The most horrifying exposure of the Christian Brothers' complicity in covering up crimes against children – and thereby facilitating them – was in the case of Donal Dunne. His 40-year career as a child sex-abusing teacher began as a Christian Brother. He was granted voluntary dispensation from his vows after three incidents of abuse, and progressed thereafter through six different schools where "he terrorised and sexually abused children in his classroom", according to the report. "At various times during his career, parents attempted to challenge his behaviour but he was persistently protected by diocesan and school authorities and moved from school to school. Complaints to the Department of Education were ignored."
In February 1999, the year the commission was set up, Dunne was jailed for a further two years on 16 counts of indecent assault on seven boys between 1965 and 1969. Had his superiors in the Christian Brothers taken action to stop him, instead of letting parish priests write glowing job references to secure him a school principalship, countless other children could have been saved from him. This was brought starkly home in the mid-1990s when Dunne was again convicted, this time for abusing a 12-year-old boy in 1995, when the former brother, who began abusing at the age of 21, was aged 74.
The commission describes the Christian Brothers' apology to victims as "guarded, conditional and unclear". Why, therefore, should anybody accept in good faith the words of contrition issued by the order since the report's publication on Wednesday? They have known about the abusers in their midst for decades. As far as their knowledge is concerned, little changed between the period before the report was published and the period since.
In recent times, the Christian Brothers' 96 schools in Ireland, with 35,000 students and 2,700 teachers, have been transferred to the auspices of the Edmund Rice Schools Trust but the order cannot wash its hands of the thousands of children whose care was entrusted to them in the industrial schools system.
As renewed controversy rages about the state's over-generous indemnity deal with religious orders, there must be survivors of those horrors who are aghast that the public's concentration has so quickly switched to the cost to the taxpayer rather than the imperative of calling to account the people in positions of responsibility who consistently covered up for child abusers.
Ireland has an abysmal track record in tackling the crime of sheltering criminals.
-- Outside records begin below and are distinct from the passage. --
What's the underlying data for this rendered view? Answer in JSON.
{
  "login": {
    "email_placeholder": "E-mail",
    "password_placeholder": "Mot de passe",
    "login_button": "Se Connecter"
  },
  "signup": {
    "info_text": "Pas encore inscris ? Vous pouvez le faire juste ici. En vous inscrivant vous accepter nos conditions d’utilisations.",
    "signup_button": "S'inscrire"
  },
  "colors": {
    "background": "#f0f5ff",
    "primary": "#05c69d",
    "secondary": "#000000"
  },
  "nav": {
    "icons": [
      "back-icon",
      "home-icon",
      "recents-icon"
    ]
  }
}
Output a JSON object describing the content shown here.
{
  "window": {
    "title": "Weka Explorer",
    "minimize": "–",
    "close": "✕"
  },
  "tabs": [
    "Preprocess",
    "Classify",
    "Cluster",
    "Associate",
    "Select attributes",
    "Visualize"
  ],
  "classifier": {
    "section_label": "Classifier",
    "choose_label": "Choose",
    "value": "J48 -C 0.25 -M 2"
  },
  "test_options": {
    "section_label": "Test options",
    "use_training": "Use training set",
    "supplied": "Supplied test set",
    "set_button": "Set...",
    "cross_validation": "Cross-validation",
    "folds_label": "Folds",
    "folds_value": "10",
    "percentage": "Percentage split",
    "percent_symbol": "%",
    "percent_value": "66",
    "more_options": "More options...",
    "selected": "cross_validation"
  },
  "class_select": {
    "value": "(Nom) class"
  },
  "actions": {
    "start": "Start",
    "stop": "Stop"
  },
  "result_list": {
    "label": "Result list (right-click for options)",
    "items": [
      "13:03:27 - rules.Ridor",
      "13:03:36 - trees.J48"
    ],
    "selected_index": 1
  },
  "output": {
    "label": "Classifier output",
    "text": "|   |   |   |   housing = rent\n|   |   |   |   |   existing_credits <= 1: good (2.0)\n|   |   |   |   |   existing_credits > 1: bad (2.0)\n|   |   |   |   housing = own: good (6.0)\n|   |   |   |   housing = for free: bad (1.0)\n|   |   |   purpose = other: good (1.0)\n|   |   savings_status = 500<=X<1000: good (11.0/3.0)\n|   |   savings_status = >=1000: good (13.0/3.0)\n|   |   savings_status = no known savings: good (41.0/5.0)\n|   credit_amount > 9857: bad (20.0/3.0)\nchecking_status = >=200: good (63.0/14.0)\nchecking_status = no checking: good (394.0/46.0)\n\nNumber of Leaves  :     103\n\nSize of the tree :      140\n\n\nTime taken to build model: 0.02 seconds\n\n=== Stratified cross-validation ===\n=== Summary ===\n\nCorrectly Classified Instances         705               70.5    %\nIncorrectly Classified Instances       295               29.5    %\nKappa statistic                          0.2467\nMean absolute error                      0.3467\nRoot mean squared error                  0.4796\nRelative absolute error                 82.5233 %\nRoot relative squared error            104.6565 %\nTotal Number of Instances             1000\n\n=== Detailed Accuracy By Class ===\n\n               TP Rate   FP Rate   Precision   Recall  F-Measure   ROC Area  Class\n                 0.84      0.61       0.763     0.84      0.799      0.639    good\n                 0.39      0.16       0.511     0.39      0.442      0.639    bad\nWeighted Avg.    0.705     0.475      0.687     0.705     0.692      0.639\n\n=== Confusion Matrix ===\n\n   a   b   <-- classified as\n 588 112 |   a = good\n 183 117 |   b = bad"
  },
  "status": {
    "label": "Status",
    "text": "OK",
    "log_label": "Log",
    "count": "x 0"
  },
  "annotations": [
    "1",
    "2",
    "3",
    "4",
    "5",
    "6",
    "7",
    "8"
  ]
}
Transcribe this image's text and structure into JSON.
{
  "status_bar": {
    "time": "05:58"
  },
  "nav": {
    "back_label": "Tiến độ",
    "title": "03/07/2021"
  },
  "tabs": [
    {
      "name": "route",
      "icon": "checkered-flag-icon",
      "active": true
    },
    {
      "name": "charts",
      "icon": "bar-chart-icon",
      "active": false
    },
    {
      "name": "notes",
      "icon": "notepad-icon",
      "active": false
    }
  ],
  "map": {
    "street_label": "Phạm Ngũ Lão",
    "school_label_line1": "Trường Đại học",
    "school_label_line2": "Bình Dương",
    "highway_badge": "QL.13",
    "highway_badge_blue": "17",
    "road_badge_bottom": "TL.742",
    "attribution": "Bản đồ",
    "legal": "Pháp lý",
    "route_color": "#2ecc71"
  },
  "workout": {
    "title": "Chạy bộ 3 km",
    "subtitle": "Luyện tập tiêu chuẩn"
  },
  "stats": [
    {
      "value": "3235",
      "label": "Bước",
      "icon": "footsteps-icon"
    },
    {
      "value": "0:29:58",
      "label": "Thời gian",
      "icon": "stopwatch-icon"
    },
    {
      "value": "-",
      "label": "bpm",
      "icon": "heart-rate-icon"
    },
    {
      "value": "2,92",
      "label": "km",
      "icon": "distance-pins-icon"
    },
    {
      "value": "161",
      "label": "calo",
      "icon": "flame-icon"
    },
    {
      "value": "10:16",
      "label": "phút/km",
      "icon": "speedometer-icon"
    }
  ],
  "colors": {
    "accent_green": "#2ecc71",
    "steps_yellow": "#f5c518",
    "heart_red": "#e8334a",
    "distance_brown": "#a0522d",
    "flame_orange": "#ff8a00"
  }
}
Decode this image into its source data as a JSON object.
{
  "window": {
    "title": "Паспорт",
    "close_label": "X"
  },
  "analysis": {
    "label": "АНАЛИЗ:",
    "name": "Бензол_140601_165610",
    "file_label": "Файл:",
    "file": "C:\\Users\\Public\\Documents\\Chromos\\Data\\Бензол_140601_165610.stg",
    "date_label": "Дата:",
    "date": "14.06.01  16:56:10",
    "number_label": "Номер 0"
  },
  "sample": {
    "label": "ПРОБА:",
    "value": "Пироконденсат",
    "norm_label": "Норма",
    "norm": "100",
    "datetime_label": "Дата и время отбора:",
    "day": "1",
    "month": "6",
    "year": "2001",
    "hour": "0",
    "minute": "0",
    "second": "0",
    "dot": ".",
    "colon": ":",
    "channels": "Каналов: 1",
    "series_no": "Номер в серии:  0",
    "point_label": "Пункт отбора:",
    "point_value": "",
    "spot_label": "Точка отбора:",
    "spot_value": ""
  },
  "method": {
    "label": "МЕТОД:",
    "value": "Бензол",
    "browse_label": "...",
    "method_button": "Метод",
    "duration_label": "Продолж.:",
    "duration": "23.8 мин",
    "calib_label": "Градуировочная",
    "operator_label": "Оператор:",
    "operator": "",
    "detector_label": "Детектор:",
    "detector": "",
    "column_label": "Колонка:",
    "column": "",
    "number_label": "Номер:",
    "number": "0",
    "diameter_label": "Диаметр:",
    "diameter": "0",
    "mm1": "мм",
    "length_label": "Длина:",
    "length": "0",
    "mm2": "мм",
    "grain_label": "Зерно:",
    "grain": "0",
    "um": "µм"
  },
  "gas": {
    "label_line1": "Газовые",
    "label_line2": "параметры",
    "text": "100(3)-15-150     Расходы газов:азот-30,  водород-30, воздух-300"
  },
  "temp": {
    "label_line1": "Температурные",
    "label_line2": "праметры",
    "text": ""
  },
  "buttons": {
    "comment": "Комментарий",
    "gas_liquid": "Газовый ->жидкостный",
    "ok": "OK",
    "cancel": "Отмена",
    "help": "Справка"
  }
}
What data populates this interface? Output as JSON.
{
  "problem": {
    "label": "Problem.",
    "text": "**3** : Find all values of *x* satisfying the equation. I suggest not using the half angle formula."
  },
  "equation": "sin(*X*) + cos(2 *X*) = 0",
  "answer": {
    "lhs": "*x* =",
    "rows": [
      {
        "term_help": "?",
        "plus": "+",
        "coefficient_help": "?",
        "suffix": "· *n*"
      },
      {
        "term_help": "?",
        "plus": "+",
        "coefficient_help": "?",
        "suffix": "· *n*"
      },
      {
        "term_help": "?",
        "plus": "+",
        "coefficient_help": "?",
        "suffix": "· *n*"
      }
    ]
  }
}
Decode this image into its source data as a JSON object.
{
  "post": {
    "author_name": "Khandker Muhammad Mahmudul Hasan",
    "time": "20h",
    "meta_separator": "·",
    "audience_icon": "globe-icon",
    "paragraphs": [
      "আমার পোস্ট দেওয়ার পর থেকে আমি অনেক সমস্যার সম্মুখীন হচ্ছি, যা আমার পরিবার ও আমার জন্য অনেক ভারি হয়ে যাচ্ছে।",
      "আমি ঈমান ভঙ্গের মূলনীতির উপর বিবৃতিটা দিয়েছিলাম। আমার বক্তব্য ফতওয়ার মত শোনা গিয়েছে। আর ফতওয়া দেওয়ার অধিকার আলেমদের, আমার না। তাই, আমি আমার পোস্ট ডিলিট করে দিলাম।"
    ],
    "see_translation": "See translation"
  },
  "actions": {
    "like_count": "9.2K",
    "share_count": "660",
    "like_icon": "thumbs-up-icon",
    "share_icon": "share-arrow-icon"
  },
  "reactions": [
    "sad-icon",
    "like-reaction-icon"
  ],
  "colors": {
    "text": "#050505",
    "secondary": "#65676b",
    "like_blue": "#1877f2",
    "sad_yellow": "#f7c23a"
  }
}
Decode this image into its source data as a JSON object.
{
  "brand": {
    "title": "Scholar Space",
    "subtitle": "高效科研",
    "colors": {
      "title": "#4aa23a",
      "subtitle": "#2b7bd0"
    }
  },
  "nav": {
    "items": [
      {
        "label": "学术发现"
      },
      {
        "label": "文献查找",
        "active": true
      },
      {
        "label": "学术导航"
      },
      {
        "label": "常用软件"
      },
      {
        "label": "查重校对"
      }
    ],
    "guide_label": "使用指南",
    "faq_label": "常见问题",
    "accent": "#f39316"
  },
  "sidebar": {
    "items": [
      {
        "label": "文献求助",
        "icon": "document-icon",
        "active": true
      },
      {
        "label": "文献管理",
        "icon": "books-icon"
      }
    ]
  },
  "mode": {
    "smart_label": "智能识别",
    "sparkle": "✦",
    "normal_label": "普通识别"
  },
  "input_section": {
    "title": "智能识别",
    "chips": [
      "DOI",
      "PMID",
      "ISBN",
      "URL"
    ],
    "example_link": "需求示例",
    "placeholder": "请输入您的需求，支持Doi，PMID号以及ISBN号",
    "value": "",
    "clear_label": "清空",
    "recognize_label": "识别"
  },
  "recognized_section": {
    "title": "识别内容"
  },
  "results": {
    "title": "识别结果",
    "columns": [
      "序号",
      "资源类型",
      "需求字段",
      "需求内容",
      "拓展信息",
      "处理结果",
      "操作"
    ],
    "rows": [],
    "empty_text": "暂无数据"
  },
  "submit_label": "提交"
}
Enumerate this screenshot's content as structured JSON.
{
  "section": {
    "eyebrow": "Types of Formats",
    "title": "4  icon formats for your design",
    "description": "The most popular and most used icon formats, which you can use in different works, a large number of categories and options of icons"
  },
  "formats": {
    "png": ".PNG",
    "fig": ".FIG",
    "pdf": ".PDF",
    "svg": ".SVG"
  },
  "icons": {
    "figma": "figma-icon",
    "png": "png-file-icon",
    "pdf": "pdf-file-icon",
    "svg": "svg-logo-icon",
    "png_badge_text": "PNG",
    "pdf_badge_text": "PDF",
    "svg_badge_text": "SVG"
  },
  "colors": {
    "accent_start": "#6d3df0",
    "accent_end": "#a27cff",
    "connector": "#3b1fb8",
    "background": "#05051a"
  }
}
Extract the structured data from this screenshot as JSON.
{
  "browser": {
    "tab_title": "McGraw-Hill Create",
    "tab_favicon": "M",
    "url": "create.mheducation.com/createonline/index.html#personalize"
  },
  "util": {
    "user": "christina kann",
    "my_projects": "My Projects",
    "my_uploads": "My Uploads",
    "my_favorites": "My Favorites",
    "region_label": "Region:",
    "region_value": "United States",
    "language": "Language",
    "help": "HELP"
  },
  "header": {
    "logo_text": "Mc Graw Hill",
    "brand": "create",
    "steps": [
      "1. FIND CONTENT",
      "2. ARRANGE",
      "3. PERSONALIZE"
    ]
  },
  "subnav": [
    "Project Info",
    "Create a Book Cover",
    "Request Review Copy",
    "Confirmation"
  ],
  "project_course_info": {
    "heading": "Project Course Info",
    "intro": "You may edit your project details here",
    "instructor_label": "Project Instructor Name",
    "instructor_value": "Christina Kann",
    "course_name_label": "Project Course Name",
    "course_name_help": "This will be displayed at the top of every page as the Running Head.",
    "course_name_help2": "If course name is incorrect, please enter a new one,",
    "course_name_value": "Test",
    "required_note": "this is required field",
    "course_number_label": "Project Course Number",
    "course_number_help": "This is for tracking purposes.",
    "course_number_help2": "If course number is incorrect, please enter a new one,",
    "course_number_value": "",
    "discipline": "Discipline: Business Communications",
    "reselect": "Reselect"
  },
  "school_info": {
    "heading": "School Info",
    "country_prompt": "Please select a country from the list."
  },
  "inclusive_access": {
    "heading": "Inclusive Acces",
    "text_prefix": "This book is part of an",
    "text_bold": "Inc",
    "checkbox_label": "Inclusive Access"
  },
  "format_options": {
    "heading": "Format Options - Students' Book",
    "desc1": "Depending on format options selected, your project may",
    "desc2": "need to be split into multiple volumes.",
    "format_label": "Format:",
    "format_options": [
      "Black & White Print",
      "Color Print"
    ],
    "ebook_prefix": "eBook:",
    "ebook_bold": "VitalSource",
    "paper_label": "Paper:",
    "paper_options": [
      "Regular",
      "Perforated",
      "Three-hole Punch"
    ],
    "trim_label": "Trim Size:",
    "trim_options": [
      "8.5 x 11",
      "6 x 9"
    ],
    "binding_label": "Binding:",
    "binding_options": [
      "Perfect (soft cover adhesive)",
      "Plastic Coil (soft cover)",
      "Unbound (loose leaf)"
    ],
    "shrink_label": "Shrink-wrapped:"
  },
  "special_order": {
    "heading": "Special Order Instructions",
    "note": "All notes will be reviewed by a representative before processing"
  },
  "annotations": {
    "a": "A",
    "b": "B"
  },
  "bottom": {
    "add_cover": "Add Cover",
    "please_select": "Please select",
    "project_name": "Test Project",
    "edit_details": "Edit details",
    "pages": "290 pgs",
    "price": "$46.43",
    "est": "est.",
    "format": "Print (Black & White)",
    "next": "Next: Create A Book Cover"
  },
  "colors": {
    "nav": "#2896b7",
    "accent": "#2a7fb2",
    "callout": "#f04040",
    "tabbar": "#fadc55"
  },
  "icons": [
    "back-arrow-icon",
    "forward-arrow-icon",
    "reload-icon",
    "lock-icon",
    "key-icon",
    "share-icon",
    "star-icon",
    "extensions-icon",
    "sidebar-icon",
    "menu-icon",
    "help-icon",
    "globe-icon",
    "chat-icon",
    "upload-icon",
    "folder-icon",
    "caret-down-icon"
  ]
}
Only two cases involving the charge of accessory-after-the-fact appear in the Law Reports. A new criminal offence of reckless endangerment of children was created by the Criminal Justice Act 2006 as a result of the Ferns Inquiry, but nobody has yet been charged with the crime. It came into effect on 1 August 2006. Under the law, a person with authority or control over a child, or an abuser, can be found guilty if it's proven that they intentionally or recklessly endangered the child by putting them in a situation where there was a risk or by failing to take reasonable steps to prevent that risk.
While church and state colluded in concealing abuse throughout the industrial schools system, the Christian Brothers' intransigence towards the state's commission of inquiry has compounded the order's transgressions against humanity. Their conduct gives a very hollow ring to Blessed Edmund Rice's ideal: "Catholic and Celtic, to God and Ireland true".